After 11 weeks, we have harvested the first crop of this year: “Ostergruß Rosa” radishes, planted back in March. I pointed out, last time I mentioned them, that we didn’t have much success with radishes last year. These, though, have been a lot more successful: a good clutch of long, fat roots.
The pea plants must be reading this blog. Three days ago, I said there was “no sign of any sort of flower yet” on them. And what do I see on each of the first batch of plants this morning?
Fingers crossed they will all set fruit!
Never trust anything you read, especially if it is on the back of a seed packet. “Self-supporting if sown in a block”, it says on the back of the packet of peas I’ve been sowing for the past couple of months. Self-supporting if sown in a block. Now, I admit, the pea stems aren’t exactly lying flat on the ground, but they have lurched rather drunkenly over to one side, the well-grown stems from the first batch completely swamping the later ones. I have, rather belatedly, added some string to prop everything up and get everything growing a bit more upright. I’m not too sure how these peas are doing: the first batch may have plenty of leaf and tendril, but there is no sign of any sort of flower yet.
Both batches of potatoes are well up now and have completed earthing up – the second batch with a few sprigs of leaves showing, the first batch with a good head of foliage. The leaves of this year’s variety are, initially, a beautiful deep maroon in colour.

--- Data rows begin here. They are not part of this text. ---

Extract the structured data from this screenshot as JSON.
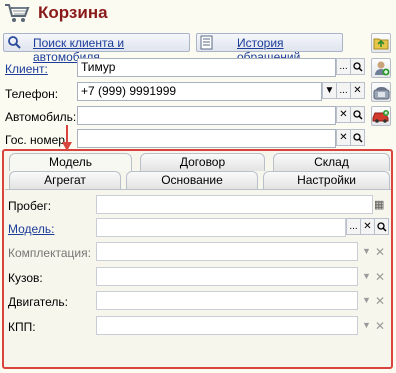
{
  "window": {
    "title": "Корзина"
  },
  "toolbar": {
    "search_label": "Поиск клиента и автомобиля",
    "history_label": "История обращений"
  },
  "form": {
    "client": {
      "label": "Клиент:",
      "value": "Тимур"
    },
    "phone": {
      "label": "Телефон:",
      "value": "+7 (999) 9991999"
    },
    "car": {
      "label": "Автомобиль:",
      "value": ""
    },
    "plate": {
      "label": "Гос. номер",
      "value": ""
    }
  },
  "tabs": {
    "row1": [
      "Модель",
      "Договор",
      "Склад"
    ],
    "row2": [
      "Агрегат",
      "Основание",
      "Настройки"
    ],
    "active": "Модель"
  },
  "model_tab": {
    "mileage": {
      "label": "Пробег:",
      "value": ""
    },
    "model": {
      "label": "Модель:",
      "value": ""
    },
    "equipment": {
      "label": "Комплектация:",
      "value": ""
    },
    "body": {
      "label": "Кузов:",
      "value": ""
    },
    "engine": {
      "label": "Двигатель:",
      "value": ""
    },
    "gearbox": {
      "label": "КПП:",
      "value": ""
    }
  },
  "glyphs": {
    "ellipsis": "...",
    "clear": "✕",
    "search": "⚲",
    "dropdown": "▼",
    "calc": "▦"
  },
  "colors": {
    "title": "#8a1a1a",
    "link": "#1c3d9a",
    "highlight": "#d9453e"
  }
}
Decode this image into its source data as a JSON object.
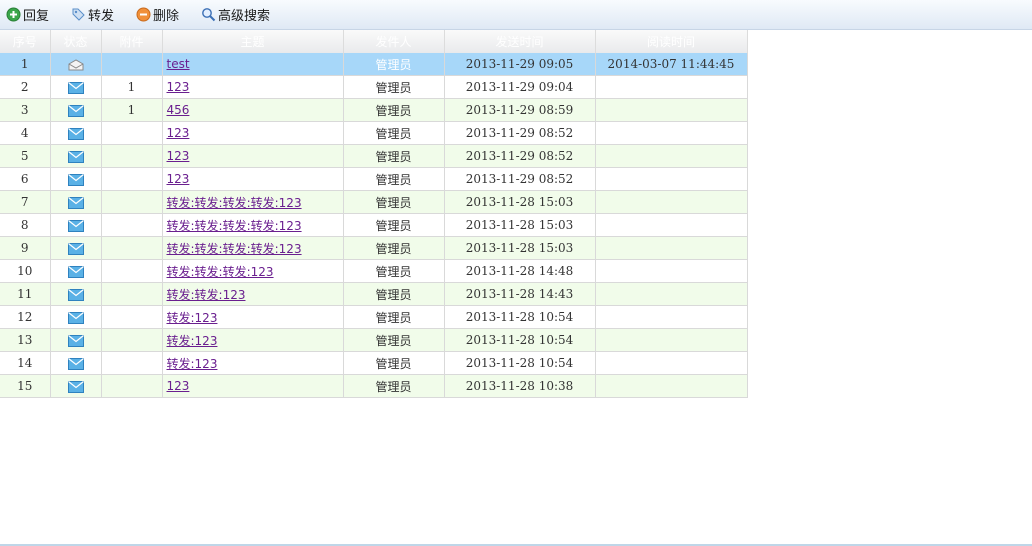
{
  "toolbar": {
    "buttons": [
      {
        "label": "回复",
        "icon": "plus-circle-icon",
        "color": "#3aa64a"
      },
      {
        "label": "转发",
        "icon": "tag-icon",
        "color": "#5a8fc9"
      },
      {
        "label": "删除",
        "icon": "minus-circle-icon",
        "color": "#e07a2a"
      },
      {
        "label": "高级搜索",
        "icon": "magnifier-icon",
        "color": "#3b6fb5"
      }
    ]
  },
  "table": {
    "columns": [
      "序号",
      "状态",
      "附件",
      "主题",
      "发件人",
      "发送时间",
      "阅读时间"
    ],
    "rows": [
      {
        "num": "1",
        "status": "read",
        "attachment": "",
        "subject": "test",
        "sender": "管理员",
        "sent": "2013-11-29 09:05",
        "read_time": "2014-03-07 11:44:45"
      },
      {
        "num": "2",
        "status": "unread",
        "attachment": "1",
        "subject": "123",
        "sender": "管理员",
        "sent": "2013-11-29 09:04",
        "read_time": ""
      },
      {
        "num": "3",
        "status": "unread",
        "attachment": "1",
        "subject": "456",
        "sender": "管理员",
        "sent": "2013-11-29 08:59",
        "read_time": ""
      },
      {
        "num": "4",
        "status": "unread",
        "attachment": "",
        "subject": "123",
        "sender": "管理员",
        "sent": "2013-11-29 08:52",
        "read_time": ""
      },
      {
        "num": "5",
        "status": "unread",
        "attachment": "",
        "subject": "123",
        "sender": "管理员",
        "sent": "2013-11-29 08:52",
        "read_time": ""
      },
      {
        "num": "6",
        "status": "unread",
        "attachment": "",
        "subject": "123",
        "sender": "管理员",
        "sent": "2013-11-29 08:52",
        "read_time": ""
      },
      {
        "num": "7",
        "status": "unread",
        "attachment": "",
        "subject": "转发:转发:转发:转发:123",
        "sender": "管理员",
        "sent": "2013-11-28 15:03",
        "read_time": ""
      },
      {
        "num": "8",
        "status": "unread",
        "attachment": "",
        "subject": "转发:转发:转发:转发:123",
        "sender": "管理员",
        "sent": "2013-11-28 15:03",
        "read_time": ""
      },
      {
        "num": "9",
        "status": "unread",
        "attachment": "",
        "subject": "转发:转发:转发:转发:123",
        "sender": "管理员",
        "sent": "2013-11-28 15:03",
        "read_time": ""
      },
      {
        "num": "10",
        "status": "unread",
        "attachment": "",
        "subject": "转发:转发:转发:123",
        "sender": "管理员",
        "sent": "2013-11-28 14:48",
        "read_time": ""
      },
      {
        "num": "11",
        "status": "unread",
        "attachment": "",
        "subject": "转发:转发:123",
        "sender": "管理员",
        "sent": "2013-11-28 14:43",
        "read_time": ""
      },
      {
        "num": "12",
        "status": "unread",
        "attachment": "",
        "subject": "转发:123",
        "sender": "管理员",
        "sent": "2013-11-28 10:54",
        "read_time": ""
      },
      {
        "num": "13",
        "status": "unread",
        "attachment": "",
        "subject": "转发:123",
        "sender": "管理员",
        "sent": "2013-11-28 10:54",
        "read_time": ""
      },
      {
        "num": "14",
        "status": "unread",
        "attachment": "",
        "subject": "转发:123",
        "sender": "管理员",
        "sent": "2013-11-28 10:54",
        "read_time": ""
      },
      {
        "num": "15",
        "status": "unread",
        "attachment": "",
        "subject": "123",
        "sender": "管理员",
        "sent": "2013-11-28 10:38",
        "read_time": ""
      }
    ]
  }
}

I was hoping that the plants would retain the colour as they grow. As the leaves get larger, however, they fall back to a more conventional deep green, with only the midrib and some of the larger veins keeping the red pigment. There is no sign yet, touch wood, of the leafhoppers which plagued our potatoes last year.
Two weeks ago, I sowed the main batch of courgette seeds, and was rather wary. We’ve not tried to grow them before, and I’ve heard stories of people having lots of trouble with them this year. However, in exactly 7 days every seed in the batch had germinated and was showing itself above the surface. I’ve killed off one as it was showing signs of rot, but the rest seem to be going well. They have started hardening up, and before they’re three weeks old should be ready for planting out.
One last thing for today: if you read Alys Fowler’s advice column in the Guardian Weekend magazine, you might have noticed last Saturday’s query about mossy containers. My mossy containers, that is: that was my letter! In particular, the container with our Swiss chard plants in, which developed a thick green carpet last autumn which didn’t seem to bother the plants at all. I shall stop worrying now that the moss might be bad for them.